While they’re dealing with the trauma of a diagnosis and an illness?

Brokaw: There’s an article in JAMA in 2013 that looked at 1,000 people who were admitted to the hospital over age 55, and the findings were dramatic. Within 48 hours of getting admitted to the hospital, almost half of these patients needed help with a major medical decision; of those, another half needed help with that decision, they were unable to make that decision for themselves; and a quarter of those seniors needed every decision made for them.

Those figures really reflect my experience in health care (as an emergency room physician). I felt that JAMA article alone was a call to action. I use it as my personal motivator to get this platform functioning. I think people are unprepared to make decisions, and when they have to make decisions on behalf of someone else, it’s an incredibly emotionally packed decision — with lasting ramifications for the decision-maker also, not just the patient.

I’m really clear that we need to do a better job of helping families and caregivers make those decisions. Let’s face it, it’s always the women. Seventy-five percent of the time it is the woman who is put in that position, and usually it was a daughter.

I agree that we need to begin to have these conversations, and I am excited for others to hear you.

Brokaw: I’m an OK speaker, but the topic is so rich, what I find is that the interaction with the people listening, there are always such good questions and people offering insights that always enhance what I have to say.

What do you hope attendees will take away from the tea, from the afternoon?

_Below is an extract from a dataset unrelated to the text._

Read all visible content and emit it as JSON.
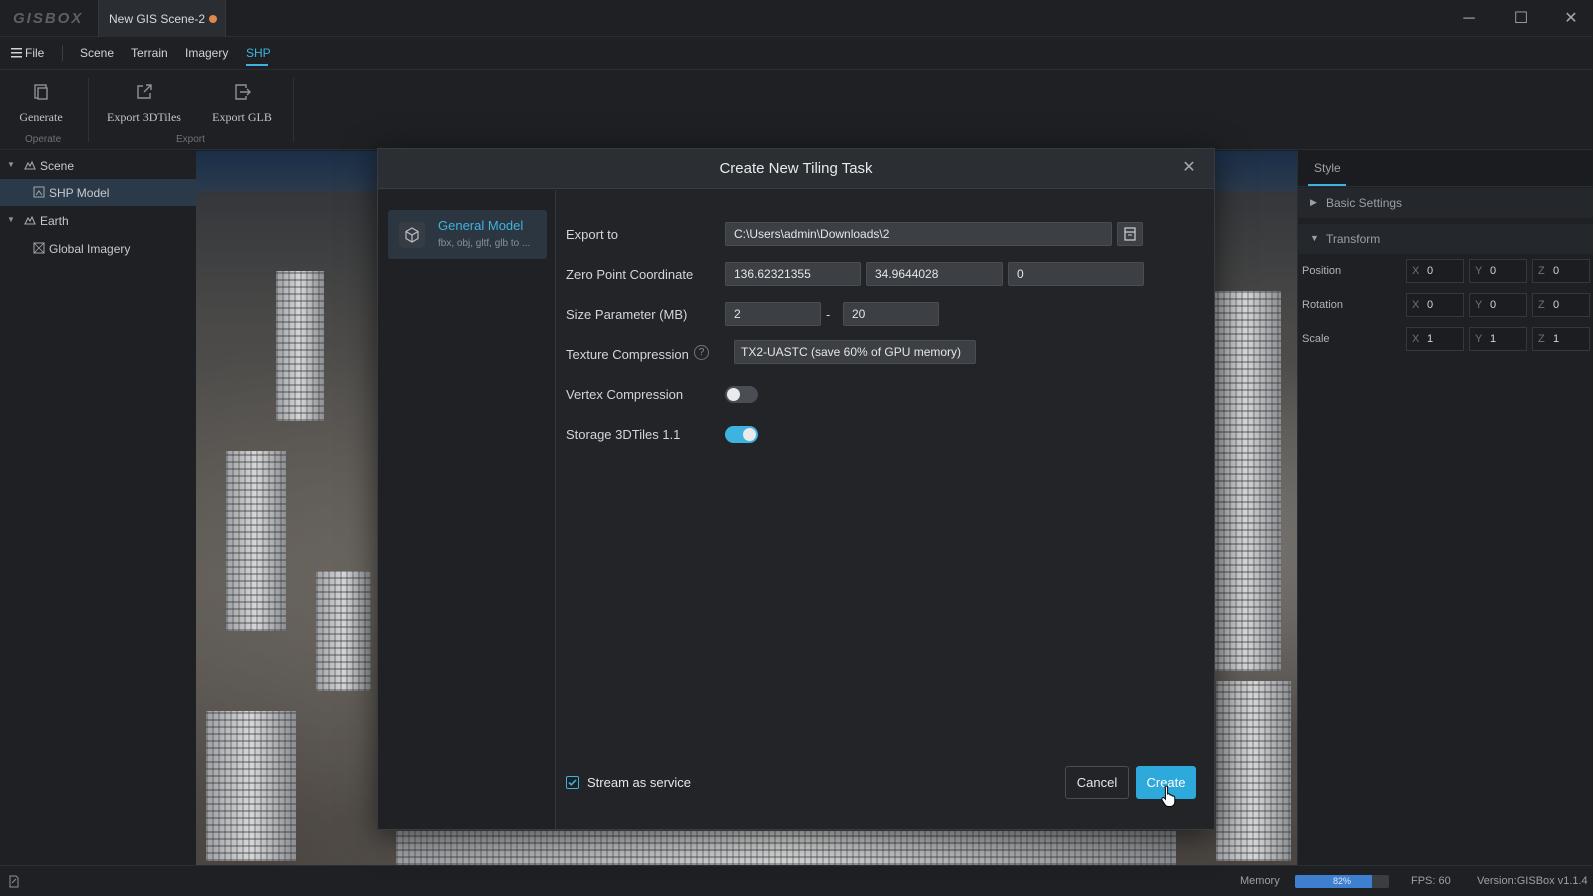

Brokaw: I hope that people will walk away feeling more engaged, more empowered with their health care, and motivated to take the steps needed to get organized, or at least review what directives they have in place often for decades. Maybe take the time to augment those directives, make them a little more meaningful for the decision maker, to review who their medical decision maker is. I’m going to speak to what makes a good medical decision maker. I think a lot of people have named their spouse, and often as we age, our spouses are aging with us and that person is not necessarily going to be the best able to make decisions.

We’ll walk through the criteria for what makes a good “agent,” as I really want people to think about who their decision maker is, beyond what is written on their living will, often a document written with their attorney many years or decades ago. I hope I motivate people to write a letter or a note to their decision maker that incorporates some of the important facets people need to make clear, in the case of their inability to make their own health care decisions.

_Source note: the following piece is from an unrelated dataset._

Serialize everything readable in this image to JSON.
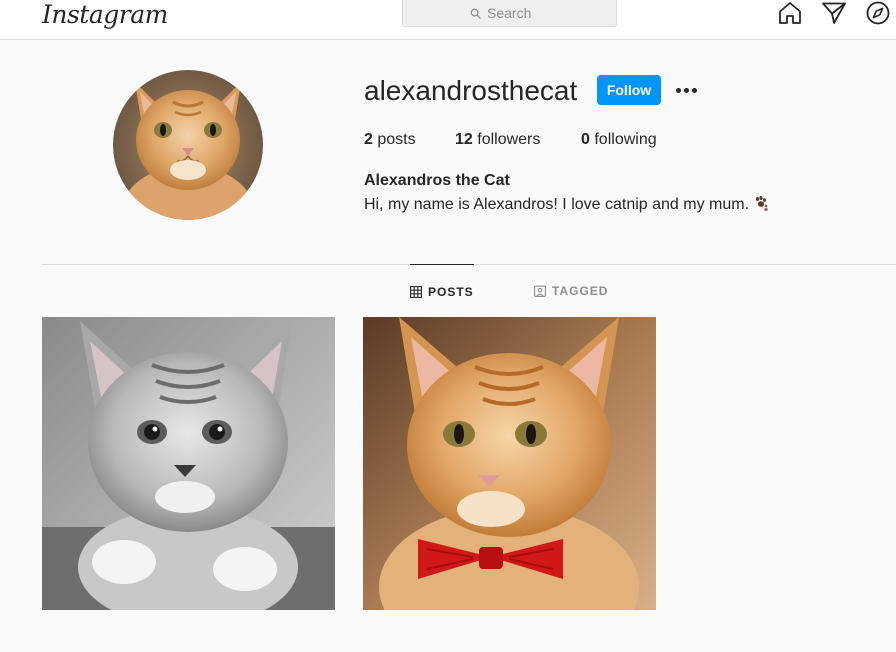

My last question is personal. As a daughter of a dad who watches my work as well, I wanted to ask you, what does your dad think about the work that you do?

Brokaw: Oh, he’s unbelievably proud. I think he’s taken it on himself, particularly since he’s become ill, to use his disability, and his stature, to get the message out. He’s been truly incredible and opened the door to great opportunities. When he published his book, he talked about the work I do when he was being interviewed in a national forum. I’m truly grateful to my dad for having the courage to expose his own fragility and his ordeal in a way that has humanized this for a lot of people. Hopefully, it will motivate people to think about what they would want.

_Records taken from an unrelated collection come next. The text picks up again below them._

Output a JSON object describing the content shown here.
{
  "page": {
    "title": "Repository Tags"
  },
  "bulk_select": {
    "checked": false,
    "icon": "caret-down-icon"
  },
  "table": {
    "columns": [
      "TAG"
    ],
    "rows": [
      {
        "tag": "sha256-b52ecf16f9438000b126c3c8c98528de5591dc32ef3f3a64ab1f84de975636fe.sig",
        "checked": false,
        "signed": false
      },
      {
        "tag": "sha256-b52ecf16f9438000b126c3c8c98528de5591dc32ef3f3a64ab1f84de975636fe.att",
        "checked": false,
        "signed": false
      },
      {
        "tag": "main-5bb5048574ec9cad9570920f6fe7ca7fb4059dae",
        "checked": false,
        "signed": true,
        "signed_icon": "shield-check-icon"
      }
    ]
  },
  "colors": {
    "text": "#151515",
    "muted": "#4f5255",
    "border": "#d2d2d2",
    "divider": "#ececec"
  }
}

Tickets are available for the 2 p.m. Oct. 1 Afternoon Tea at the RSF Golf Club online at or on Facebook/amazingcarenetwork. Tickets are complimentary for ACN members, $38 for a Friend of ACN or $50 for the general public. Additional information is available locally by calling Erin Weidner at 858-756-1480.